Article Courtesy of Hagerty Insurance Canada
When it comes to buying a collector car, there is a lot to take into consideration.
Buying via internet is increasingly popular these days. This allows collectors to spot and purchase vehicles long distance. Hagerty Insurance lays out some important factors to take note of before you head out in search of that classic car.
Using a reputable magazine or website allows for some degree of protection. By advertising in that magazine, advertisers must follow some form of a compliant system, which requires them to be accountable for their actions. Sites like eBay have comment sections and rating capabilities so that you can see what other dealers and buyers are saying. In each case, however, you still aren’t able to see the car in person. This is why acquiring local talent to look for you can be beneficial.
Good examples of some local talent could be a friend, a member of a car club you’re apart of, or a professional appraiser who lives near the car. Make sure your local expert has the proper expertise to inspect the car, as the details are incredibly important for insuring it.
Hiring a professional appraiser is another option. It’s important to ensure he/she has specialized knowledge of collector cars. Finding a reputable appraiser can be tricky, but you can use hobby magazines with appraiser ads. You can also find a company that sells parts for your specific type of car and ask about a recommended appraiser.
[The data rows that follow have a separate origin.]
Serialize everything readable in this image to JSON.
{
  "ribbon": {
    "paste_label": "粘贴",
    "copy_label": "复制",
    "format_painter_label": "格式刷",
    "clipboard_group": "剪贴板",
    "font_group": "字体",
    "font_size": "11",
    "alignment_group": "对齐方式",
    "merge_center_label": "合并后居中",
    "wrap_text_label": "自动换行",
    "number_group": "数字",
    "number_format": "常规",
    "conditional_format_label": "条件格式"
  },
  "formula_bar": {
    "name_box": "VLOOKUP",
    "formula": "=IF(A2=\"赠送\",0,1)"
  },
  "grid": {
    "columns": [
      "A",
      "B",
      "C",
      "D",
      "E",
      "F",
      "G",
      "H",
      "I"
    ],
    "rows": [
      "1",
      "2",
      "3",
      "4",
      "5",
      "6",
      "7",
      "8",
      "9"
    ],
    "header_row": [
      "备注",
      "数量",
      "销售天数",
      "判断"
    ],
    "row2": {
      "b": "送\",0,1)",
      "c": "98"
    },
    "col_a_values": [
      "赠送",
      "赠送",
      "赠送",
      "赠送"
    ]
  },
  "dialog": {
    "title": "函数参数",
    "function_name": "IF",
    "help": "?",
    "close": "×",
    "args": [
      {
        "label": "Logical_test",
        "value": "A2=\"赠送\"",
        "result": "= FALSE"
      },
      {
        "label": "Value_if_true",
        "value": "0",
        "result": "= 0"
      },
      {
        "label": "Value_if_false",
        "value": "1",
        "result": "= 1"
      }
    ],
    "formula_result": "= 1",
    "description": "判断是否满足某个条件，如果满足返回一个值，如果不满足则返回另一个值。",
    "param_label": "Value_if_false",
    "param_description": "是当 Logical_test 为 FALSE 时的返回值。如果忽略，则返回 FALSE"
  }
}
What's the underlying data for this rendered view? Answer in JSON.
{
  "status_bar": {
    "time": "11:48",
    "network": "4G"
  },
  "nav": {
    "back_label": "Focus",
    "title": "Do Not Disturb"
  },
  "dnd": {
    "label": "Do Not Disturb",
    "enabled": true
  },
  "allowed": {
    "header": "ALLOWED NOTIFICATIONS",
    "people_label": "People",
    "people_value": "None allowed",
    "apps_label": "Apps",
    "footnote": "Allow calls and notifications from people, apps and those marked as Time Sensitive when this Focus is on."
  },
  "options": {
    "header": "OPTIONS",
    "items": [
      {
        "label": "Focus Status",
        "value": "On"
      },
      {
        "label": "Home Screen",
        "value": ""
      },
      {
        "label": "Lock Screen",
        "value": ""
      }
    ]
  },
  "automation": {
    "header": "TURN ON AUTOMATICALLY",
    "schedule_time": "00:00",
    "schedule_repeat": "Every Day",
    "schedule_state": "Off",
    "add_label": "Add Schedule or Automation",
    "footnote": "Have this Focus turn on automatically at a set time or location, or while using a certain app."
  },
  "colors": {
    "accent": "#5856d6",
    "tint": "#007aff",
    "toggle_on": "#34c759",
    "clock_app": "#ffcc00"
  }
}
It’s important to consider the different laws that might apply from different regions. For example, in Wisconsin you’re allowed to operate a vehicle purchased in another state for 48 hours before registering it. Therefore you can purchase the vehicle, arrange insurance by phone and legally drive it home as long as you get temporary tags within two days. The NADA (National Automobile Dealers Association) publishes guides on state vehicle laws. These guides can be used to research the rules that apply in your particular case.
Want to have someone transport your collector home? Certain publications are filled with advertisements offering vehicle-transport cervices. The advertising department of any relevant publication to find a reputable transporter and what their rates might be.
Rates for vehicle transportation can vary depending on the load, kilometers/miles and other traffic going in the same direction. Some services haul cars on small single-vehicle trailers, some use enclosed car haulers, and others use large trailers pulled by semi trucks. Whichever way you go, make sure the hauler has a Commercial Driver’s License (CDL), an Interstate Commerce Commission (ICC) license and good insurance coverage. It’s important to ensure that the transporter is well insured as well, and read any fine print that is found in a contract before you sign.
When you make it down to the car, check it over carefully before taking delivery. This is where you’ll also want to insure it under a collector car policy. Most companies can be contacted before you make the final purchase to initiate a policy upon concluding the sale. You’ll need to include the type of car, how you plan to use it, have to report the type of car, how you plan to use it, and an agreed value for that type of car. You’ll also want to take pictures, as the insurance company will want a copy of those.
Ask about a warranty on the sale of the car, something that can come in handy. If something were to happen to the vehicle, the dealer might have a provision in the warranty that could allow the collector car to be repaired at no cost to you, the buyer.